They may be crude and use foul language, as if that somehow makes a woman "stronger." They often talk about how women don't need to rely on men, and how women shouldn't feel pressured to have children. They will "talk up" their desire to not have children.

Though it's true that women shouldn't feel like they are incomplete without husbands or children, I think it's problematic when the message women are given seems to sound like the best way to be a woman. It's counter-feminism, really.

In addition, embracing a feminine style is sometimes attacked. It is seen as demonstrating weakness.

Even actress Zooey Deschanel has experienced this. Feminism should represent the validity of women to have a huge variety of traits and ambitions, whether they are traditionally "girly-girl," tomboyish, athletic or career-oriented.

2. Feminism should truly advocate for the end of objectification of women in media.

Many feminists would argue that part of elevating women in society is acknowledging and affirming our right to do what we please with our lives and our bodies. Even so, I believe many would agree that there is a disparity between the ways men and women are portrayed in the media today.

From movie and TV scenes containing nudity to our representation in music videos and the industry at large, it is clear that women are often valued in the entertainment industry for their bodies above all else. I'm not trying to delve into a discussion about whether women should or should not take on roles that are highly sexualized. I'm simply focusing the conversation on the perception of women as objects, as that is perpetuated by these sort of roles.

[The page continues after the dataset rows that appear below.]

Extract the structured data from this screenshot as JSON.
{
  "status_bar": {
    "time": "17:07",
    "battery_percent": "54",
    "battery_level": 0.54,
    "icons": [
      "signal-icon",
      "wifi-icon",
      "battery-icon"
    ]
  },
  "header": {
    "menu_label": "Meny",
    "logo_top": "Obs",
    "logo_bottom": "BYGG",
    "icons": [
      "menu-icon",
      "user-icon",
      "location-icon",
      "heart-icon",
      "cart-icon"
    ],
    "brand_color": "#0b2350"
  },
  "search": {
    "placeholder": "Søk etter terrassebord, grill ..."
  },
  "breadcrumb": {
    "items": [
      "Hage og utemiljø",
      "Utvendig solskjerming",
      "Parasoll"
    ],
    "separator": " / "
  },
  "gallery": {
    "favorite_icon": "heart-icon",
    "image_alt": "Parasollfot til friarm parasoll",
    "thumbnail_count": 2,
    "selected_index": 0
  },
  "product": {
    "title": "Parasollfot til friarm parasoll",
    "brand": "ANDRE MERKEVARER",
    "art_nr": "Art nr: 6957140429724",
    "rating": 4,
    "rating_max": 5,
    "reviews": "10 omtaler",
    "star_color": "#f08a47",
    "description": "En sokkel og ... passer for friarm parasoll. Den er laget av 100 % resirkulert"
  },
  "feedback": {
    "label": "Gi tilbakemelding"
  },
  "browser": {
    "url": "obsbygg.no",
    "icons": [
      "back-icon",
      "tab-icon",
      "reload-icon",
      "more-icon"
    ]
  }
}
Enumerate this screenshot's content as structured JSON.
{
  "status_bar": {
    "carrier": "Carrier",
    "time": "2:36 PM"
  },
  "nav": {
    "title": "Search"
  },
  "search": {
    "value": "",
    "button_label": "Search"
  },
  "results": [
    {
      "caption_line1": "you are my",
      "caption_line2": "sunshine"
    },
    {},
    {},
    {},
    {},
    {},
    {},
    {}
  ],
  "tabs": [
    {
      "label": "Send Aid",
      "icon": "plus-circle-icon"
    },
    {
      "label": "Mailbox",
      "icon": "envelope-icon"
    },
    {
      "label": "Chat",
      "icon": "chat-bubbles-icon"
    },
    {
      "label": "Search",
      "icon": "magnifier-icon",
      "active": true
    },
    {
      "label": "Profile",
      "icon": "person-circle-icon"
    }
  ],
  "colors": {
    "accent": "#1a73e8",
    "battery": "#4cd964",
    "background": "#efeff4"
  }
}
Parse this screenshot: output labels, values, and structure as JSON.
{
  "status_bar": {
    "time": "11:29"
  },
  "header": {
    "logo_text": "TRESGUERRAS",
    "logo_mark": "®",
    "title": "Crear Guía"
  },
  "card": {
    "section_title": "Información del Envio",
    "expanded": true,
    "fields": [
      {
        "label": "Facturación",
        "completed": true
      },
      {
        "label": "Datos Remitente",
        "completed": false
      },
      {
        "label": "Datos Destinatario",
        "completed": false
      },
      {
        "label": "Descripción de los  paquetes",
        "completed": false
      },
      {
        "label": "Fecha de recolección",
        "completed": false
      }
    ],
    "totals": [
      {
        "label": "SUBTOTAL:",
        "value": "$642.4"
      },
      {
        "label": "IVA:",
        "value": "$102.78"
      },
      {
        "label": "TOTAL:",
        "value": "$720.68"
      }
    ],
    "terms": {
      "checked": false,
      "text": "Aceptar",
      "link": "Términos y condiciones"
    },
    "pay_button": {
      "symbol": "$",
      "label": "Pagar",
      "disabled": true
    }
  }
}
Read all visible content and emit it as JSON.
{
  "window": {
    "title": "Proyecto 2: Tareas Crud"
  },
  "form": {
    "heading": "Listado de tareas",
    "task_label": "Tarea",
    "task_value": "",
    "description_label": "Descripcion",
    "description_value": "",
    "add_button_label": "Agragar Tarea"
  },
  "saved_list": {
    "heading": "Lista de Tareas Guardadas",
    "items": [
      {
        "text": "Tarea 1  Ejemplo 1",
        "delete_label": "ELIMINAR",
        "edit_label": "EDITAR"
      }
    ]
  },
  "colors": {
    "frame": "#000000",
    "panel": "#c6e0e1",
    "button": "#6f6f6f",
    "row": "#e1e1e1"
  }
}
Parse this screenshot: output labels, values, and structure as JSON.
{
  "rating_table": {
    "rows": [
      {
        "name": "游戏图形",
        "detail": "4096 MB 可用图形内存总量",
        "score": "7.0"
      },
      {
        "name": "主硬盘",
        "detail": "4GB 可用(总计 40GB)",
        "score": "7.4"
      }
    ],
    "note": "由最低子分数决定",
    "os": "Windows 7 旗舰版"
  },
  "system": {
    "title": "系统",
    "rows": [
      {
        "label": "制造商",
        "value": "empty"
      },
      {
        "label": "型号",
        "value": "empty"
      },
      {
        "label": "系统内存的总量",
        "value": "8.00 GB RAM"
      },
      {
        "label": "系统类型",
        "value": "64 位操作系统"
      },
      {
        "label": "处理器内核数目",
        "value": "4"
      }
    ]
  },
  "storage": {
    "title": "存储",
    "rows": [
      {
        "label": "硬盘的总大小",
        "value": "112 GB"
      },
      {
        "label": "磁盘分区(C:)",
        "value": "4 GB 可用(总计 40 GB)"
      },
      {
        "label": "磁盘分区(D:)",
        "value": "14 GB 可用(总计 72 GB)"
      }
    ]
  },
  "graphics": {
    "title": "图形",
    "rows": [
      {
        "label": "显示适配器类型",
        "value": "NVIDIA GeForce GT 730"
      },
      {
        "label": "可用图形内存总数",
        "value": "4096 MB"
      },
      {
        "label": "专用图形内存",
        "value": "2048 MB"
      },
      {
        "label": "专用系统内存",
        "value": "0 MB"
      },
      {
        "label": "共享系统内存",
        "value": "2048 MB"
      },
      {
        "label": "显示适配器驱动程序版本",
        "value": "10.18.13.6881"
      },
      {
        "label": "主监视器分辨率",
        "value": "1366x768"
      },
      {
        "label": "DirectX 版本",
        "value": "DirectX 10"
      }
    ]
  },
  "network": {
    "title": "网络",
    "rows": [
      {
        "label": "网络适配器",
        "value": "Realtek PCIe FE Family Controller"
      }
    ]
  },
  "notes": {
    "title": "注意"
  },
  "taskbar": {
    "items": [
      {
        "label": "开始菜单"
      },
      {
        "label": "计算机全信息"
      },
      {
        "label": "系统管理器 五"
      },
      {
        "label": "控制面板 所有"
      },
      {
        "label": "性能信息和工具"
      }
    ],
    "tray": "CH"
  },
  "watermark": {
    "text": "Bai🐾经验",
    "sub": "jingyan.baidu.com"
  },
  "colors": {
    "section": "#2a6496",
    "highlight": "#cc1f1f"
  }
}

A modern feminist response to this line of thought might be that expressing sexuality is freeing and empowering to women, but I respectfully disagree. Women who continue to be objectified are playing right into the patriarchy. Rich, mostly male producers increase their bank accounts off song lyrics and movie roles that reduce women to sexual objects.

Yes, there's the occasional "Magic Mike" film. But overall, women are objectified at a disproportionate rate as compared to men.

Besides this, there's also the "elephant in the room:" Producers and screenwriters continue to put these sorts of objectifying roles and scenes into movies because our society demands it. When women are reduced to nothing more than objects, they serve to fulfill male fantasies.

Regardless of what feminists might say about a woman's value and worth, when the image that is presented in the media is so often focused on a woman's body, her mind, talent and character are ignored. If we don't address this, it will seem like we approve of ourselves being relegated to that shallow definition of what a woman can be. I find nothing liberating or empowering about this situation.

3. Feminism is limited by abortion activism.

I know many women could be upset about this last statement, but hold on for a moment. Let me explain myself.

Even as a pro-life supporter, I can understand why abortion is seen as necessary for women. However, hear me out on this point: Abortion isn't going to be abolished anytime soon.

So, here's what I propose: Instead of simply advocating for abortion, feminist goals should include encouraging community and political resources that support any women who find themselves pregnant, no matter what the scenarios may be. As feminism attempts to become more open-minded about the issues women face in society, it seems that this position is reasonable.

If pregnant women could be given the resources to actually have the lives they feel they would have to give up by having children (through education, income and opportunities for careers), it would further the goals of feminism.

First, this would support a woman's freedom to become whoever she wants to be. Second, it would truly lend value to every aspect of a woman's life by elevating the unique position women are in as child bearers.

Even though women have come a long way in American society, an open discussion on these and other major issues is still a necessity. Part of what has made us embrace change and progress is our desire to debate valuable topics with people who have a variety of opinions. I believe feminism is no different.